No better illustration than this wonderful video from our school website:
Pay particular attention to this section of the pledge:
- giving schools more notice of significant changes to the curriculum, exams and accountability, and not making changes to qualifications in the academic year or during a course, unless there are urgent reasons for doing so
At Greenways we have been pro-active in adapting to life without levels, producing our own bespoke assessment system and making sure that the children are clear about what it is they are learning. All of this good work risks being derailed by recent in-year changes and guidance. Exemplifications, details of the tests, guidance about how progress will be measured, all of these have been delivered in-year, some as late as last week. At the same time the submission date for teacher assessments in writing have been brought forward a month to May, with exemplifications only available from last week.
(By the way, with regard to writing, confusion reigns as to whether we moderate against the interim framework, the exemplifications just released or our own system, or indeed against all three. As usual we are ahead of the game and have mapped out the links between the three different system to make the moderation process easier and have already built in additional moderation meetings. A big piece of work undertaken at very short notice.)
In Year 2, we have only recently found out about what is going to be expected in terms of both teacher assessment and the new tests. Have a look at this article about teacher assessments in writing. This stems from a meeting on 5th February, with the writing exemplification document issued only a week before:
The message is clear; we need to change what we teach, teach to the tests and move away from teaching about good writing to a far more formulaic approach, and all of this with just a small amount of time left in-year to deliver these changes.
Michale Rosen is equally scathing about the proposed reading test for 7 year olds:
Again, we need to dumb down our teaching to enable our children to do well in these tests, rather than focus on mastery, a very different approach to the intentions behind the new curriculum.
It doesn’t get any better in Year 6. The new system was not supposed to be a box ticking exercise, and yet that is what it has become:
And in times of a much-reduced local authority capacity whilst at the same time increasing levels of accountability for their schools, authorities also need to be brave and do what is right for the children. Not everyone has the confidence that they will be this brave:
So, what next?
We haven’t even mentioned maths yet. We know we have made an excellent start in delivering the new curriculum and see strong evidence of progress and learning in the classrooms. But there are no guarantees how closely the Year 6 maths papers will actually match the new curriculum and all schools feel that this year will be something of a lottery. Is that really how school leaders should feel?
The National Union of Teachers has already called for the tests to be cancelled:
I last week received a letter from Russell Hobby, General secretary of the national Association of Headteachers:
So, assessment: enough is now enough, isn’t it?
Three and a half thousand of you were kind enough to respond to my email about the ongoing farce of writing teacher assessment. 99.5% confirmed the change of date had serious workload implications. The government has broken its promise.
Armed with this evidence I took your case directly to the schools minister Nick Gibb on Tuesday. The government were unable to defend the decision.
Between that email and this one, however, the writing exemplification materials were released – months too late. From these we learned:

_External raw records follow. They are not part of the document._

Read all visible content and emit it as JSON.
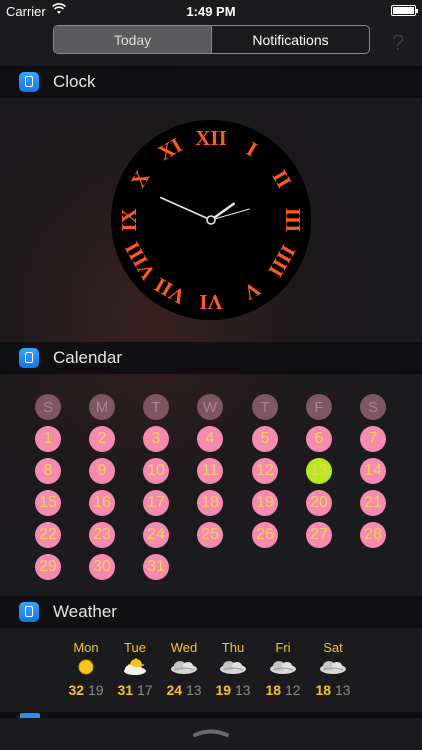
{
  "status_bar": {
    "carrier": "Carrier",
    "time": "1:49 PM"
  },
  "segmented": {
    "today": "Today",
    "notifications": "Notifications"
  },
  "help_label": "?",
  "sections": {
    "clock": "Clock",
    "calendar": "Calendar",
    "weather": "Weather"
  },
  "clock": {
    "numerals": [
      "XII",
      "I",
      "II",
      "III",
      "IIII",
      "V",
      "VI",
      "VII",
      "VIII",
      "IX",
      "X",
      "XI"
    ],
    "numeral_color": "#ff5a1f",
    "face_color": "#000000",
    "hour": 1,
    "minute": 49
  },
  "calendar": {
    "weekdays": [
      "S",
      "M",
      "T",
      "W",
      "T",
      "F",
      "S"
    ],
    "days": [
      1,
      2,
      3,
      4,
      5,
      6,
      7,
      8,
      9,
      10,
      11,
      12,
      13,
      14,
      15,
      16,
      17,
      18,
      19,
      20,
      21,
      22,
      23,
      24,
      25,
      26,
      27,
      28,
      29,
      30,
      31
    ],
    "today": 13,
    "colors": {
      "day_bg": "#f78ab0",
      "today_bg": "#b8e820",
      "number": "#f2d25c",
      "header_bg": "#7e5762"
    }
  },
  "weather": {
    "days": [
      {
        "name": "Mon",
        "icon": "sun-icon",
        "hi": "32",
        "lo": "19"
      },
      {
        "name": "Tue",
        "icon": "partly-cloudy-icon",
        "hi": "31",
        "lo": "17"
      },
      {
        "name": "Wed",
        "icon": "cloud-icon",
        "hi": "24",
        "lo": "13"
      },
      {
        "name": "Thu",
        "icon": "cloud-icon",
        "hi": "19",
        "lo": "13"
      },
      {
        "name": "Fri",
        "icon": "cloud-icon",
        "hi": "18",
        "lo": "12"
      },
      {
        "name": "Sat",
        "icon": "cloud-icon",
        "hi": "18",
        "lo": "13"
      }
    ]
  }
}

- The expected standard is actually closer to a 5c than a 4b.
- The materials themselves are unusable in the short time we have remaining to us. I am not even sure they can be properly read in the time remaining to us.
Not only have you had to deliver a more demanding new curriculum in just two years. Not only have you lost ten percent of this year’s teaching time before the assessment. You have just learned that you need to attain several terms more progress in the few months remaining to you.
I suggested to the minister that either they reset the date of submission and recalibrate the standard or they suspend entirely the use of floor standards and league table data this year – they should just admit that they have no idea what the data will look like or mean. To hold people accountable to it would be a travesty.
I have given the government one week from today to provide a response to this. If we do not receive an adequate one – and by that I mean a dramatic change in their plans – then we will act this year to protect pupils and schools.
It doesn’t stop with writing. This is one immediate response to the specific teacher assessment issue. There are far wider problems. We remain opposed to many changes in assessment, from reintroducing tests at KS1 to times tables tests at KS2 to re-sits in year seven to inappropriate content in both key stages.
It looks like a boycott is on the cards unless there are significant changes to the system this year. It is important to note that, whilst clearly teachers and school leaders have additional workload issues when ill-thought out and late-notice changes are made, the genuine victims are the children. The system now put forward by the government this year can only harm learning and progress, do not reflect a mastery curriculum and revert to a mechanical and formulaic view of what learning looks like and that is fundamentally not fair.